> [About this exercise]
Reproduce every record below exactly as written, but leave out any pictures.

> [Provided records]
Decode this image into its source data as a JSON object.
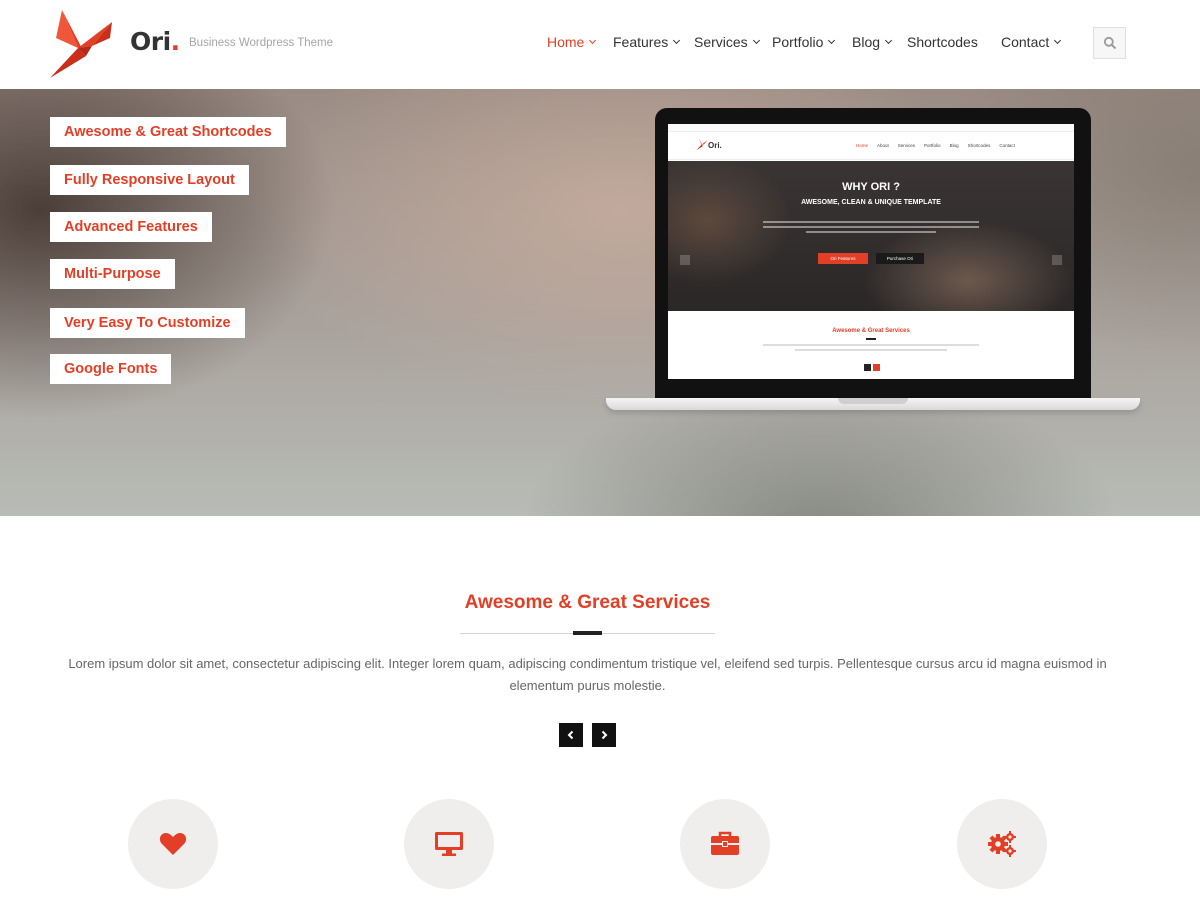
{
  "header": {
    "logo_text": "Ori",
    "logo_dot": ".",
    "tagline": "Business Wordpress Theme",
    "nav": [
      {
        "label": "Home",
        "active": true,
        "dropdown": true
      },
      {
        "label": "Features",
        "active": false,
        "dropdown": true
      },
      {
        "label": "Services",
        "active": false,
        "dropdown": true
      },
      {
        "label": "Portfolio",
        "active": false,
        "dropdown": true
      },
      {
        "label": "Blog",
        "active": false,
        "dropdown": true
      },
      {
        "label": "Shortcodes",
        "active": false,
        "dropdown": false
      },
      {
        "label": "Contact",
        "active": false,
        "dropdown": true
      }
    ],
    "search_icon": "search-icon"
  },
  "hero": {
    "features": [
      "Awesome & Great Shortcodes",
      "Fully Responsive Layout",
      "Advanced Features",
      "Multi-Purpose",
      "Very Easy To Customize",
      "Google Fonts"
    ],
    "screen": {
      "logo": "Ori.",
      "nav": [
        "Home",
        "About",
        "Services",
        "Portfolio",
        "Blog",
        "Shortcodes",
        "Contact"
      ],
      "headline": "WHY ORI ?",
      "subheadline": "AWESOME, CLEAN & UNIQUE TEMPLATE",
      "btn_primary": "Ori Features",
      "btn_secondary": "Purchase Ori",
      "services_title": "Awesome & Great Services"
    }
  },
  "services": {
    "title": "Awesome & Great Services",
    "description": "Lorem ipsum dolor sit amet, consectetur adipiscing elit. Integer lorem quam, adipiscing condimentum tristique vel, eleifend sed turpis. Pellentesque cursus arcu id magna euismod in elementum purus molestie.",
    "icons": [
      "heart-icon",
      "desktop-icon",
      "briefcase-icon",
      "gears-icon"
    ]
  },
  "colors": {
    "accent": "#e23f26",
    "dark": "#111111",
    "circle_bg": "#efeeec"
  }
}
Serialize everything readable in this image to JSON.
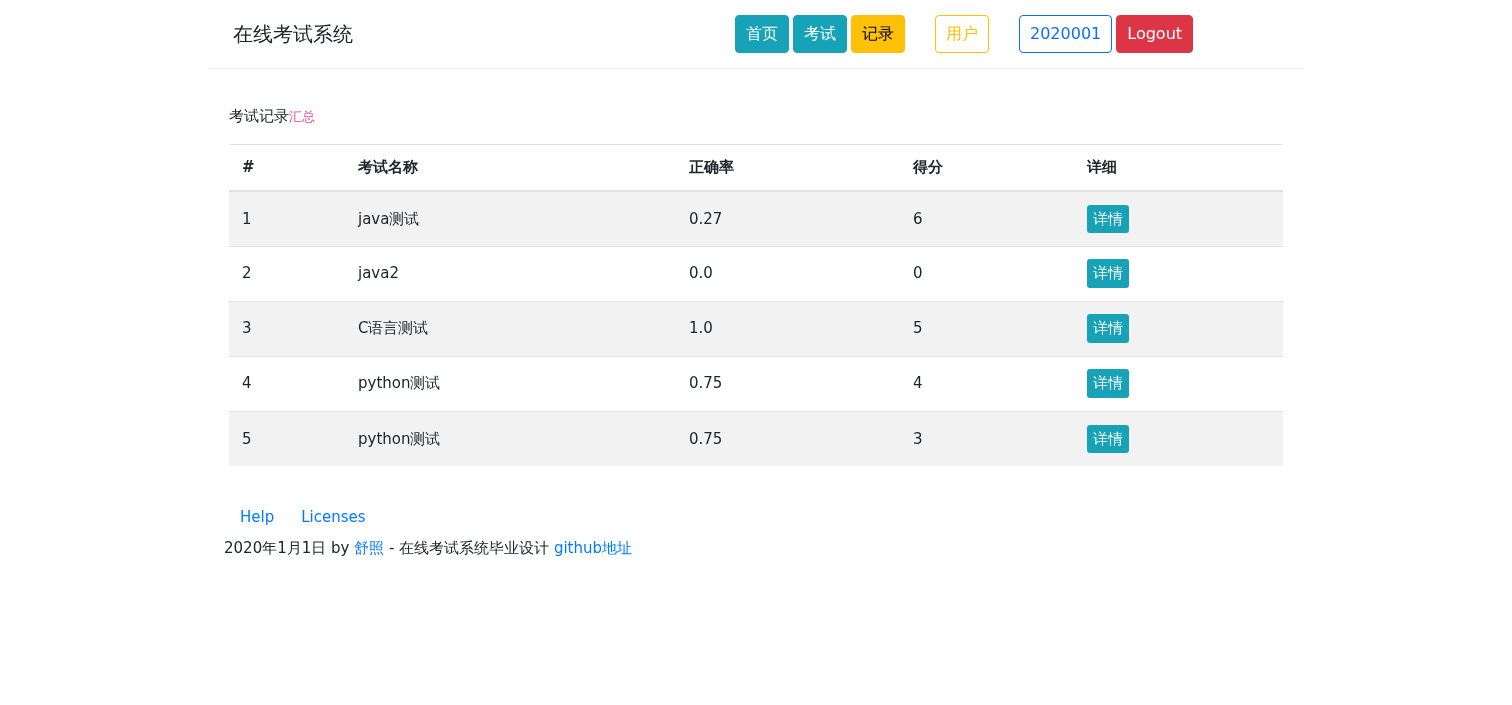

> [Result of this exercise]
Decode this image into its source data as a JSON object.
{
  "header": {
    "logo_text": "Ori",
    "logo_dot": ".",
    "tagline": "Business Wordpress Theme",
    "nav": [
      {
        "label": "Home",
        "active": true,
        "dropdown": true
      },
      {
        "label": "Features",
        "active": false,
        "dropdown": true
      },
      {
        "label": "Services",
        "active": false,
        "dropdown": true
      },
      {
        "label": "Portfolio",
        "active": false,
        "dropdown": true
      },
      {
        "label": "Blog",
        "active": false,
        "dropdown": true
      },
      {
        "label": "Shortcodes",
        "active": false,
        "dropdown": false
      },
      {
        "label": "Contact",
        "active": false,
        "dropdown": true
      }
    ],
    "search_icon": "search-icon"
  },
  "hero": {
    "features": [
      "Awesome & Great Shortcodes",
      "Fully Responsive Layout",
      "Advanced Features",
      "Multi-Purpose",
      "Very Easy To Customize",
      "Google Fonts"
    ],
    "screen": {
      "logo": "Ori.",
      "nav": [
        "Home",
        "About",
        "Services",
        "Portfolio",
        "Blog",
        "Shortcodes",
        "Contact"
      ],
      "headline": "WHY ORI ?",
      "subheadline": "AWESOME, CLEAN & UNIQUE TEMPLATE",
      "btn_primary": "Ori Features",
      "btn_secondary": "Purchase Ori",
      "services_title": "Awesome & Great Services"
    }
  },
  "services": {
    "title": "Awesome & Great Services",
    "description": "Lorem ipsum dolor sit amet, consectetur adipiscing elit. Integer lorem quam, adipiscing condimentum tristique vel, eleifend sed turpis. Pellentesque cursus arcu id magna euismod in elementum purus molestie.",
    "icons": [
      "heart-icon",
      "desktop-icon",
      "briefcase-icon",
      "gears-icon"
    ]
  },
  "colors": {
    "accent": "#e23f26",
    "dark": "#111111",
    "circle_bg": "#efeeec"
  }
}
Serialize everything readable in this image to JSON.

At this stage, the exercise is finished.